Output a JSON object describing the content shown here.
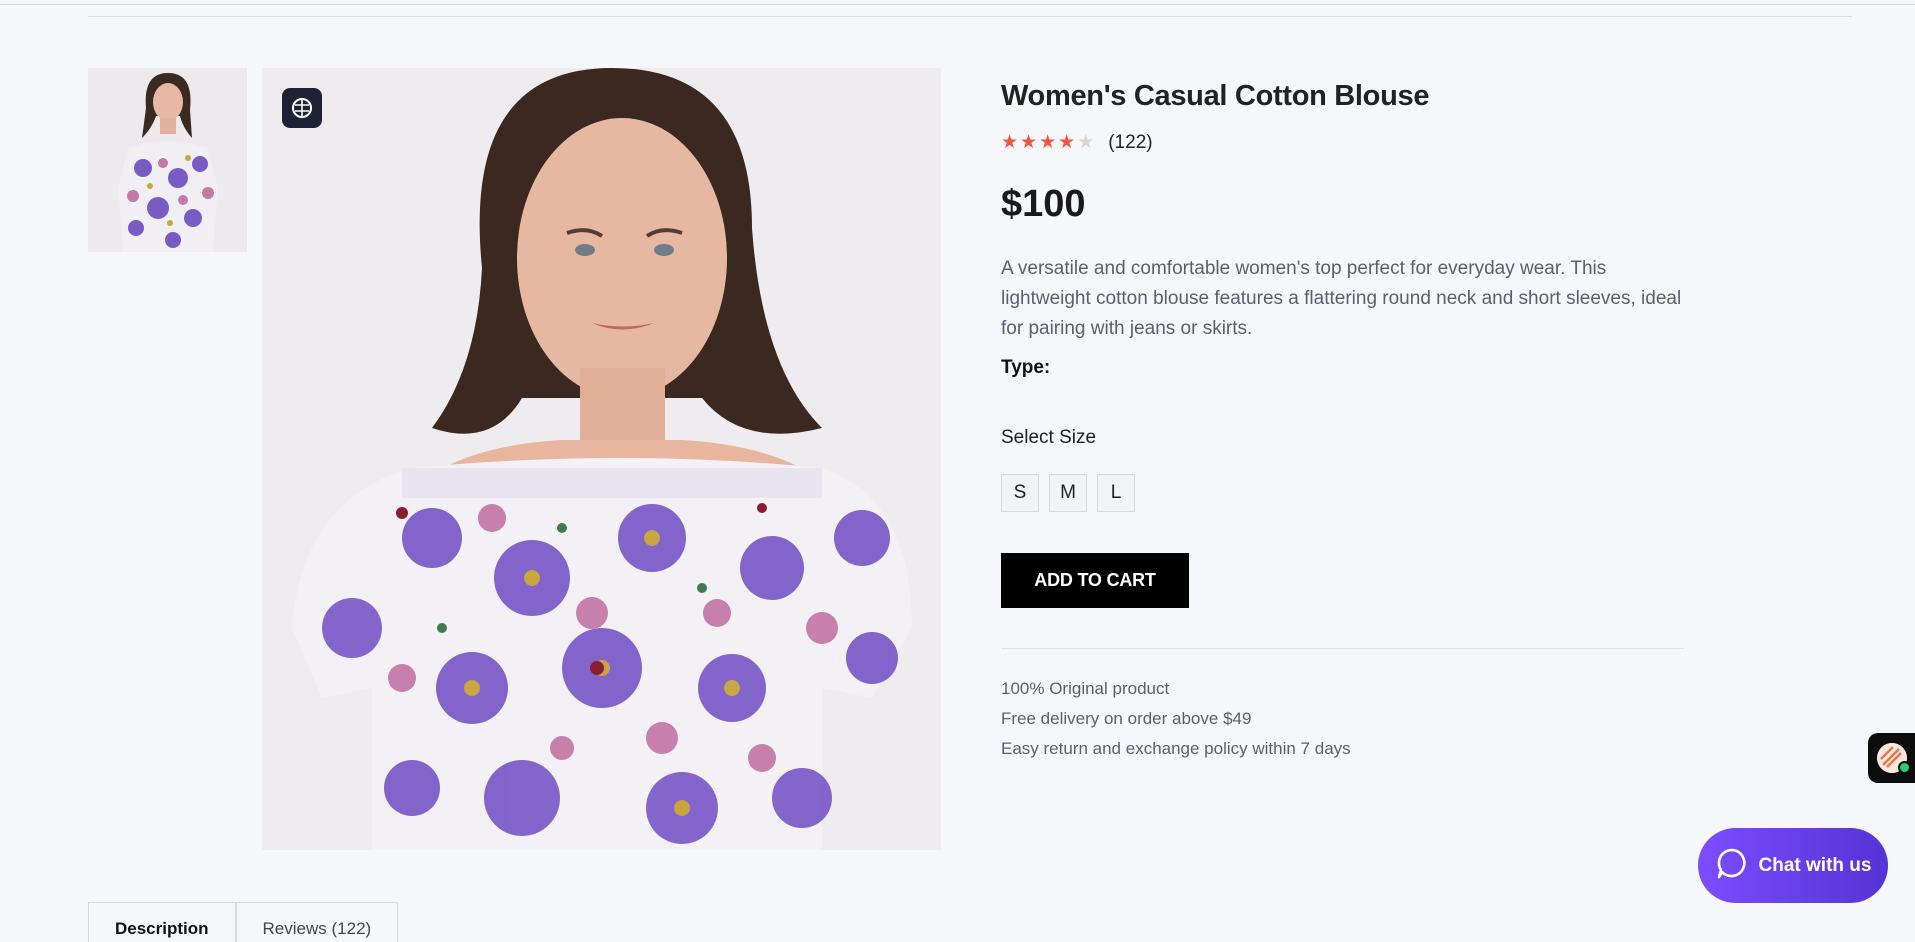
{
  "product": {
    "title": "Women's Casual Cotton Blouse",
    "rating": 4,
    "rating_max": 5,
    "review_count": "(122)",
    "price": "$100",
    "description": "A versatile and comfortable women's top perfect for everyday wear. This lightweight cotton blouse features a flattering round neck and short sleeves, ideal for pairing with jeans or skirts.",
    "type_label": "Type:",
    "size_label": "Select Size",
    "sizes": [
      "S",
      "M",
      "L"
    ],
    "add_to_cart": "ADD TO CART",
    "features": [
      "100% Original product",
      "Free delivery on order above $49",
      "Easy return and exchange policy within 7 days"
    ]
  },
  "tabs": [
    {
      "label": "Description"
    },
    {
      "label": "Reviews (122)"
    }
  ],
  "chat": {
    "label": "Chat with us"
  },
  "colors": {
    "accent_star": "#f4533d",
    "chat_gradient_start": "#7c4dff",
    "chat_gradient_end": "#5533d4",
    "button_bg": "#000000"
  },
  "icons": {
    "ai_badge": "brain-icon",
    "chat": "chat-bubble-icon"
  }
}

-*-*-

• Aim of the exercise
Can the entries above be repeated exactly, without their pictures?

• Solution to this problem
Output a JSON object describing the content shown here.
{
  "product": {
    "title": "Women's Casual Cotton Blouse",
    "rating": 4,
    "rating_max": 5,
    "review_count": "(122)",
    "price": "$100",
    "description": "A versatile and comfortable women's top perfect for everyday wear. This lightweight cotton blouse features a flattering round neck and short sleeves, ideal for pairing with jeans or skirts.",
    "type_label": "Type:",
    "size_label": "Select Size",
    "sizes": [
      "S",
      "M",
      "L"
    ],
    "add_to_cart": "ADD TO CART",
    "features": [
      "100% Original product",
      "Free delivery on order above $49",
      "Easy return and exchange policy within 7 days"
    ]
  },
  "tabs": [
    {
      "label": "Description"
    },
    {
      "label": "Reviews (122)"
    }
  ],
  "chat": {
    "label": "Chat with us"
  },
  "colors": {
    "accent_star": "#f4533d",
    "chat_gradient_start": "#7c4dff",
    "chat_gradient_end": "#5533d4",
    "button_bg": "#000000"
  },
  "icons": {
    "ai_badge": "brain-icon",
    "chat": "chat-bubble-icon"
  }
}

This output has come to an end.